* **Prompt**
Each line in these records that contains "distractions" counts once. Give the number only.

Items listed in a dataset
==*==
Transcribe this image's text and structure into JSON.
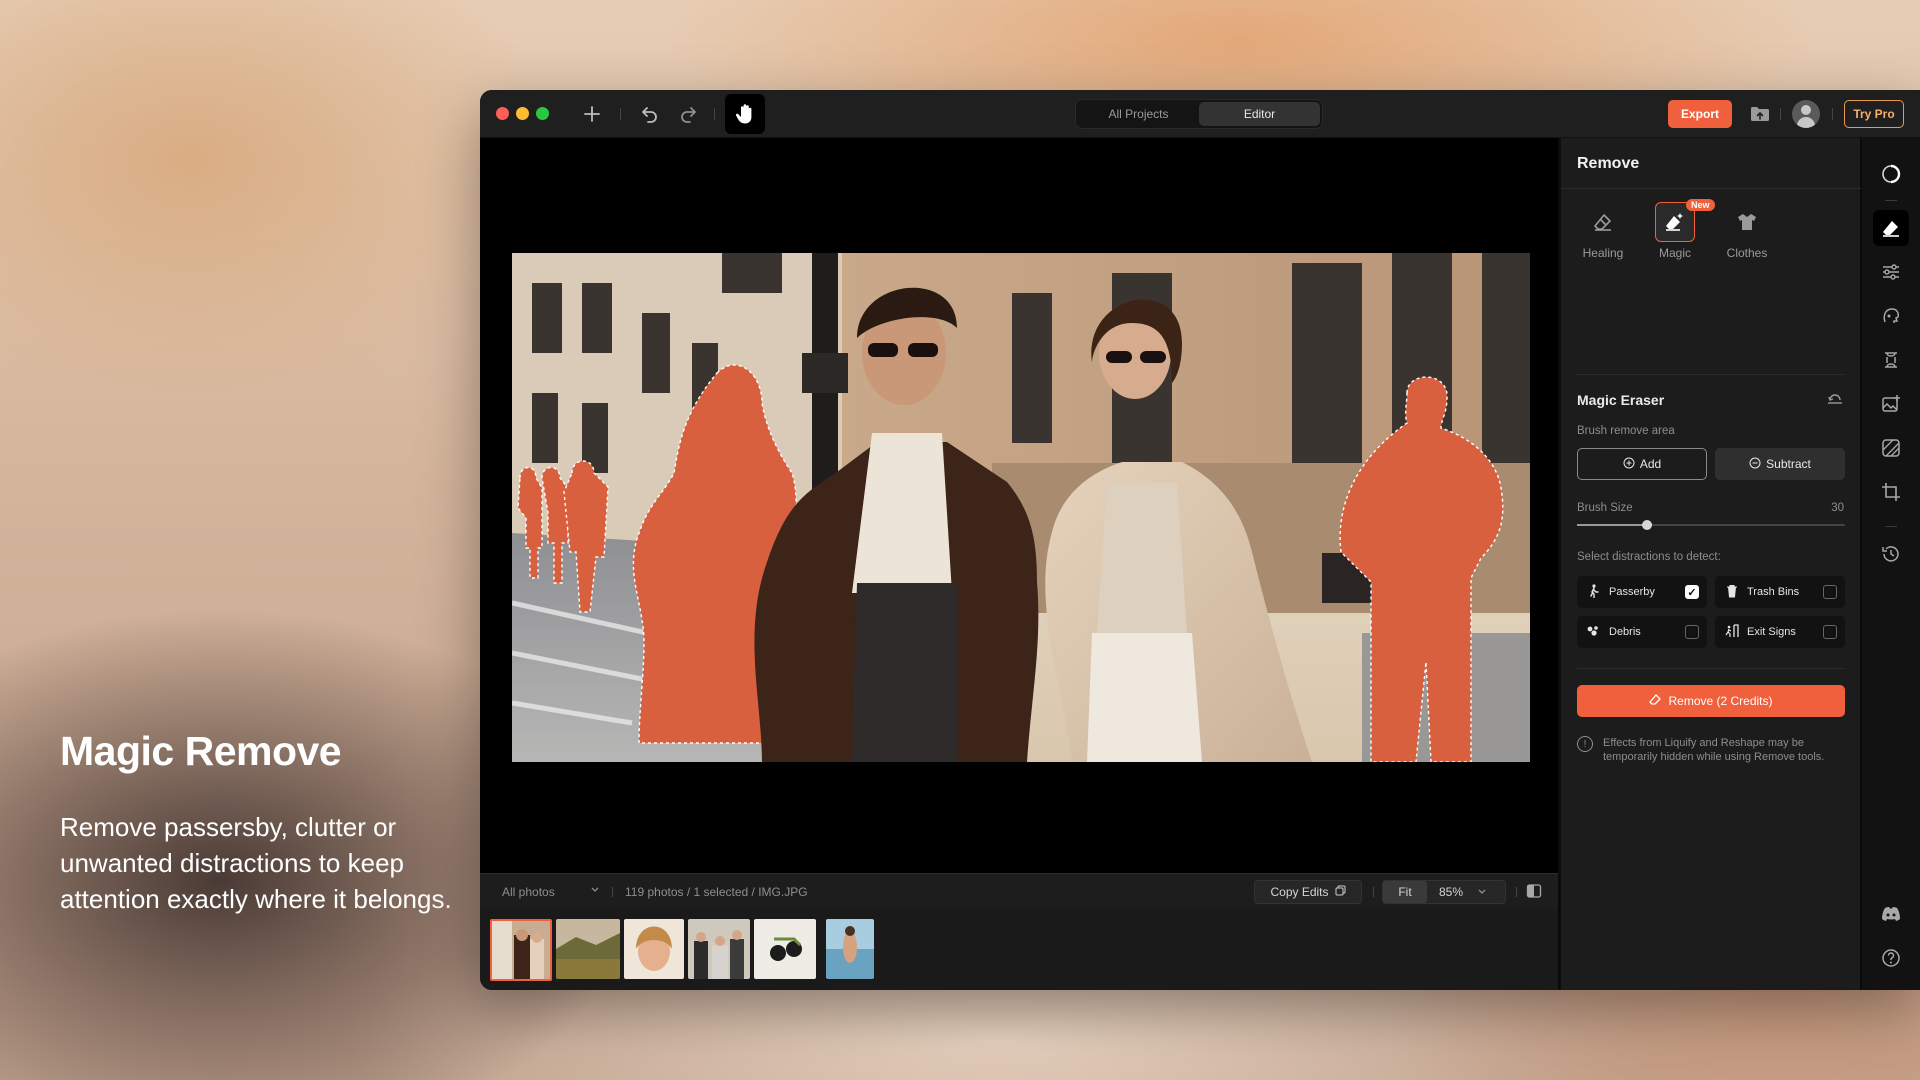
{
  "promo": {
    "title": "Magic Remove",
    "body": "Remove passersby, clutter or unwanted distractions to keep attention exactly where it belongs."
  },
  "titlebar": {
    "tabs": [
      "All Projects",
      "Editor"
    ],
    "active_tab": "Editor",
    "export_label": "Export",
    "try_pro_label": "Try Pro"
  },
  "filmbar": {
    "album": "All photos",
    "info": "119 photos / 1 selected / IMG.JPG",
    "copy_edits": "Copy Edits",
    "fit": "Fit",
    "zoom": "85%"
  },
  "panel": {
    "title": "Remove",
    "tools": [
      {
        "label": "Healing",
        "icon": "eraser-icon"
      },
      {
        "label": "Magic",
        "icon": "magic-eraser-icon",
        "badge": "New"
      },
      {
        "label": "Clothes",
        "icon": "shirt-icon"
      }
    ],
    "section_title": "Magic Eraser",
    "brush_area_label": "Brush remove area",
    "add_label": "Add",
    "subtract_label": "Subtract",
    "brush_size_label": "Brush Size",
    "brush_size_value": "30",
    "brush_size_fraction": 0.26,
    "detect_label": "Select distractions to detect:",
    "distractions": [
      {
        "label": "Passerby",
        "checked": true,
        "icon": "walking-person-icon"
      },
      {
        "label": "Trash Bins",
        "checked": false,
        "icon": "trash-icon"
      },
      {
        "label": "Debris",
        "checked": false,
        "icon": "debris-icon"
      },
      {
        "label": "Exit Signs",
        "checked": false,
        "icon": "exit-sign-icon"
      }
    ],
    "remove_label": "Remove (2 Credits)",
    "note": "Effects from Liquify and Reshape may be temporarily hidden while using Remove tools."
  },
  "colors": {
    "accent": "#f0603c",
    "mask": "#d9603f",
    "pro": "#e79a52"
  }
}
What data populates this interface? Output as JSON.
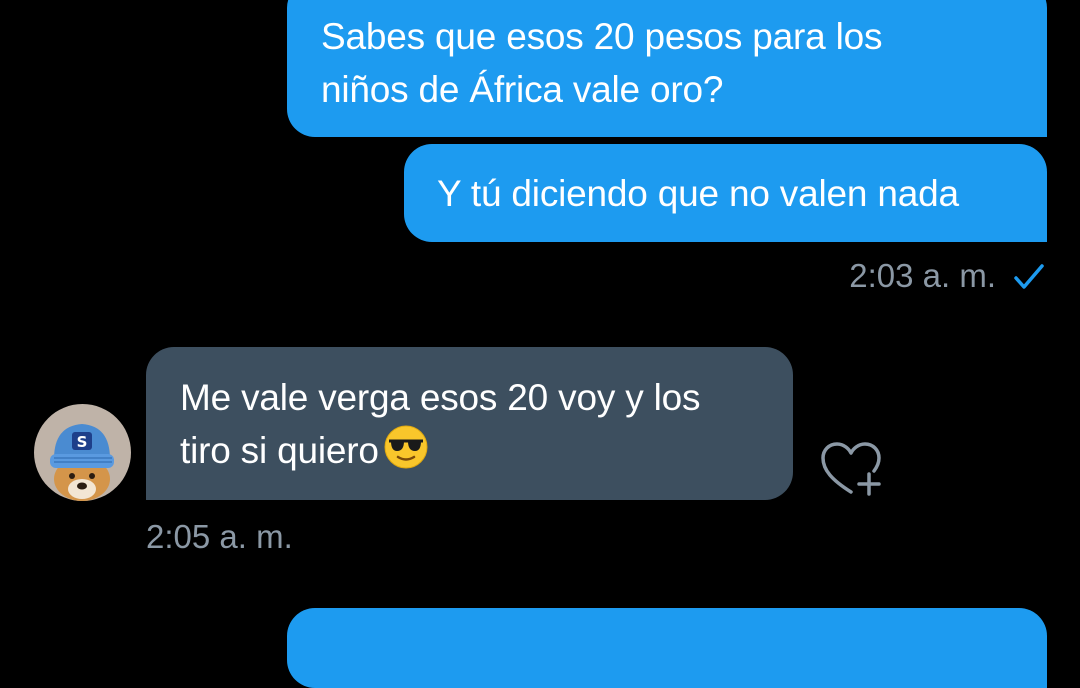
{
  "conversation": {
    "messages": [
      {
        "direction": "sent",
        "lines": [
          "Sabes que esos 20 pesos para los",
          "niños de África vale oro?"
        ]
      },
      {
        "direction": "sent",
        "lines": [
          "Y tú diciendo que no valen nada"
        ]
      },
      {
        "direction": "received",
        "lines": [
          "Me vale verga esos 20 voy y los",
          "tiro si quiero"
        ],
        "emoji": "smiling-face-with-sunglasses"
      },
      {
        "direction": "sent",
        "lines": [
          ""
        ]
      }
    ],
    "sent_timestamp": "2:03 a. m.",
    "received_timestamp": "2:05 a. m.",
    "sent_status_icon": "check-icon"
  },
  "colors": {
    "background": "#000000",
    "sent_bubble": "#1d9bf0",
    "received_bubble": "#3d4f5f",
    "timestamp_text": "#8b98a5",
    "check": "#1d9bf0"
  },
  "icons": [
    "avatar-dog-beanie",
    "add-reaction-icon",
    "check-icon",
    "sunglasses-emoji"
  ]
}
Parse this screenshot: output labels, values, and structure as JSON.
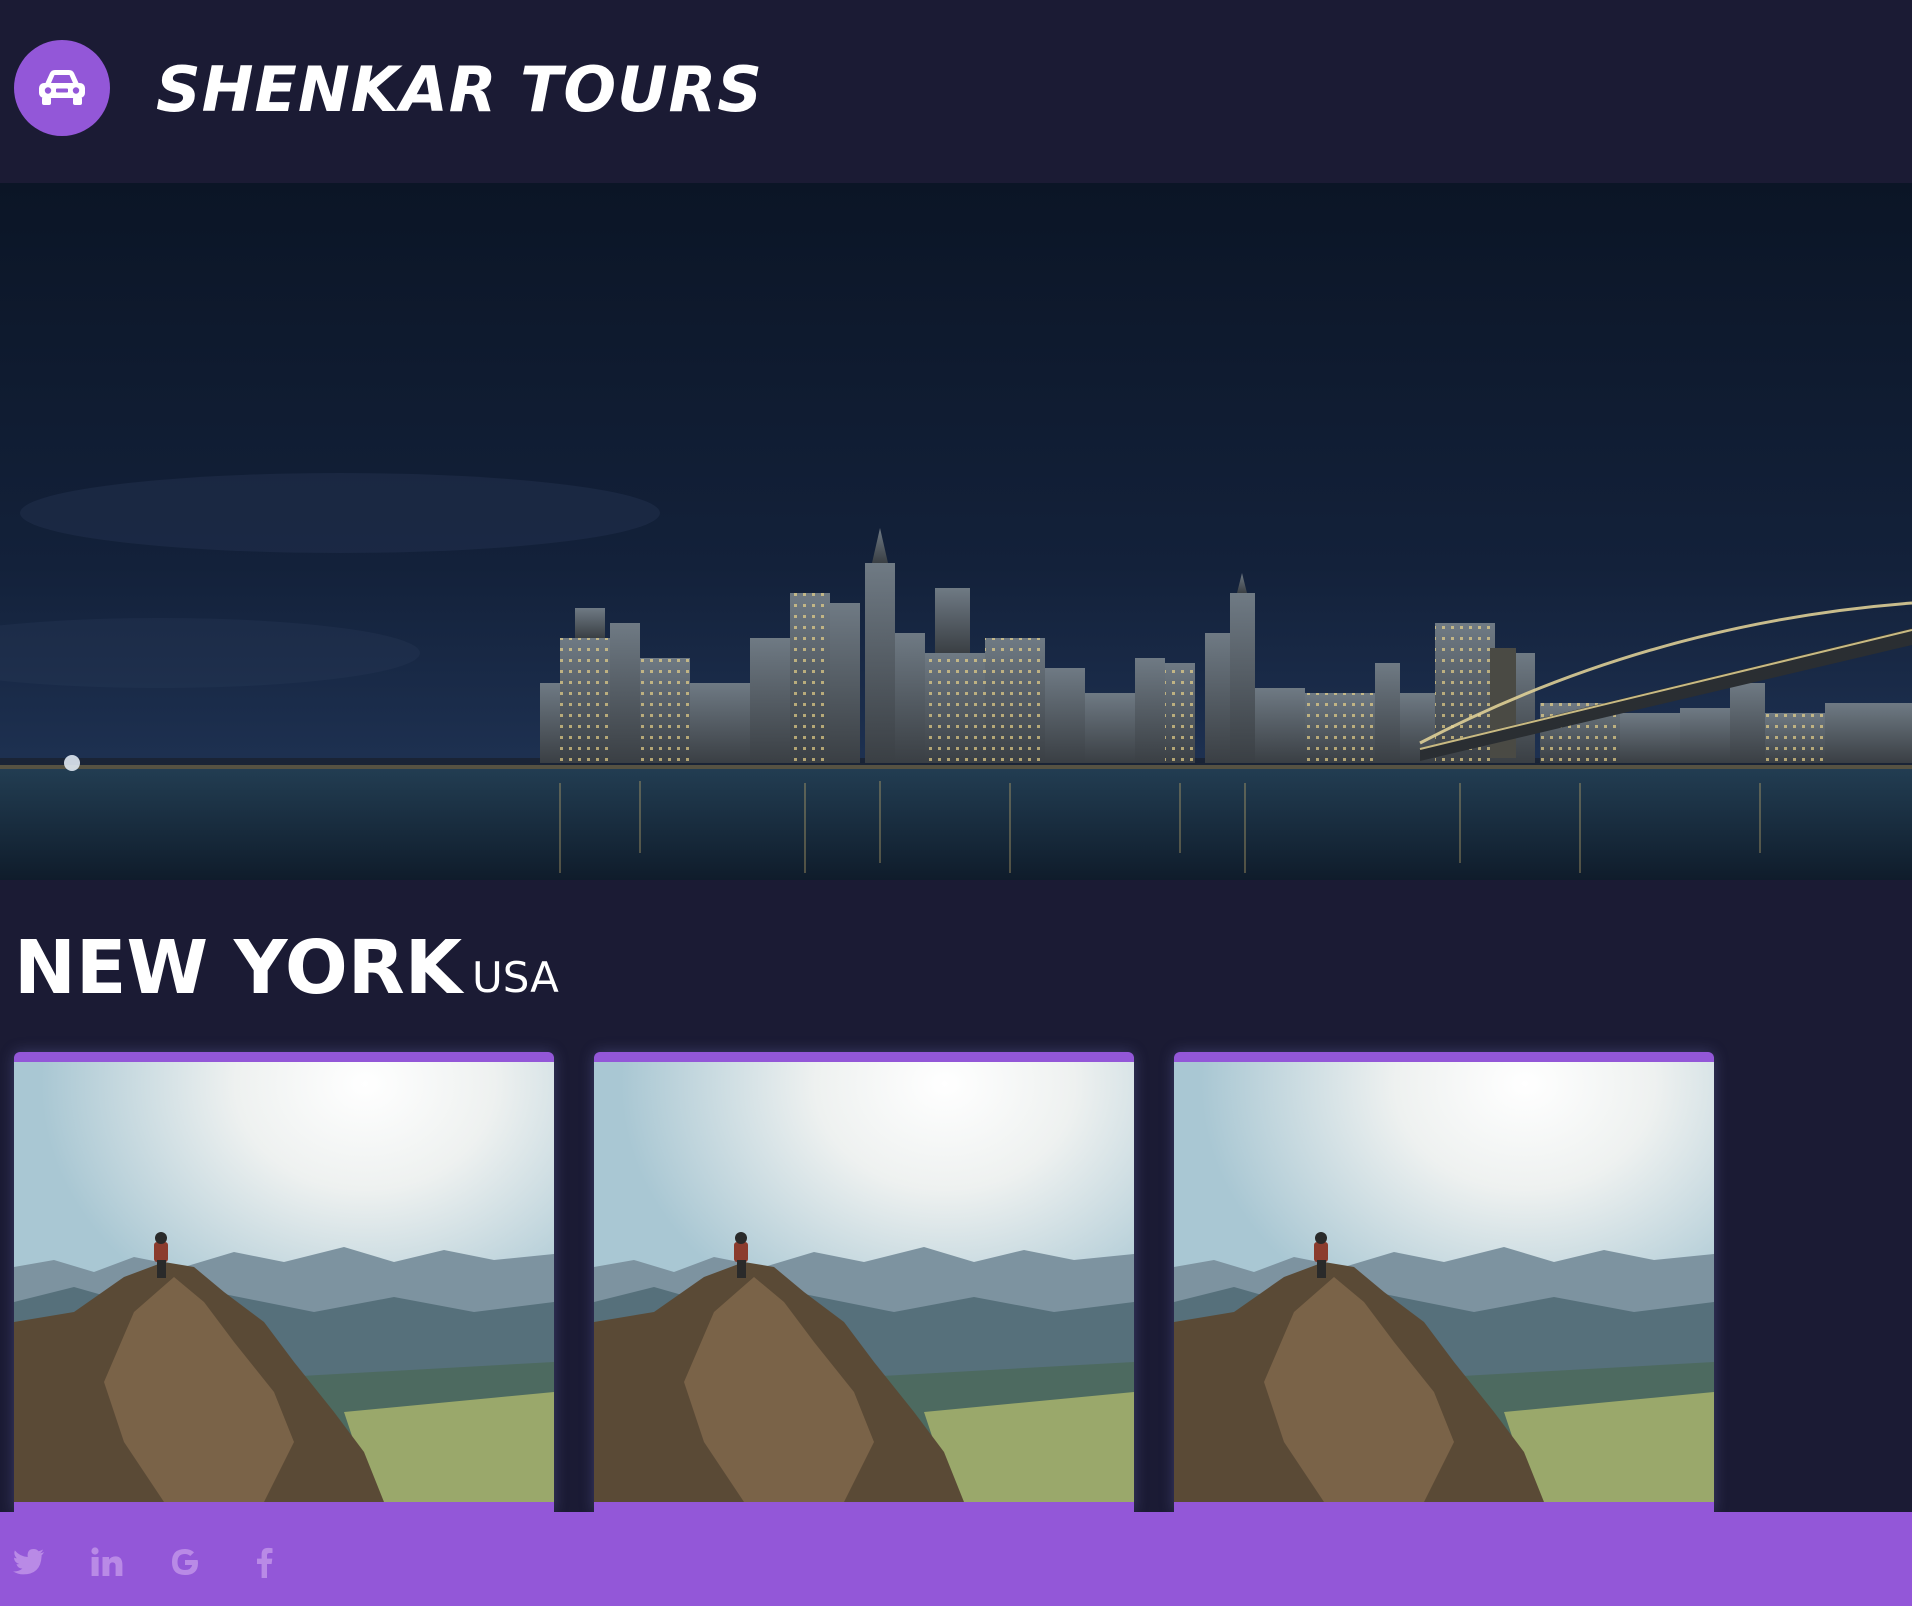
{
  "header": {
    "brand": "SHENKAR TOURS",
    "logo_icon": "car-icon",
    "logo_color": "#9357d8"
  },
  "hero": {
    "image": "new-york-skyline-at-night"
  },
  "destination": {
    "city": "NEW YORK",
    "country": "USA"
  },
  "cards": [
    {
      "image": "hiker-on-mountain-peak"
    },
    {
      "image": "hiker-on-mountain-peak"
    },
    {
      "image": "hiker-on-mountain-peak"
    }
  ],
  "footer": {
    "social": [
      "twitter-icon",
      "linkedin-icon",
      "google-icon",
      "facebook-icon"
    ]
  },
  "colors": {
    "background": "#1b1b34",
    "accent": "#9357d8",
    "social_icon": "#b98ae6"
  }
}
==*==
* **Answer to this problem**
3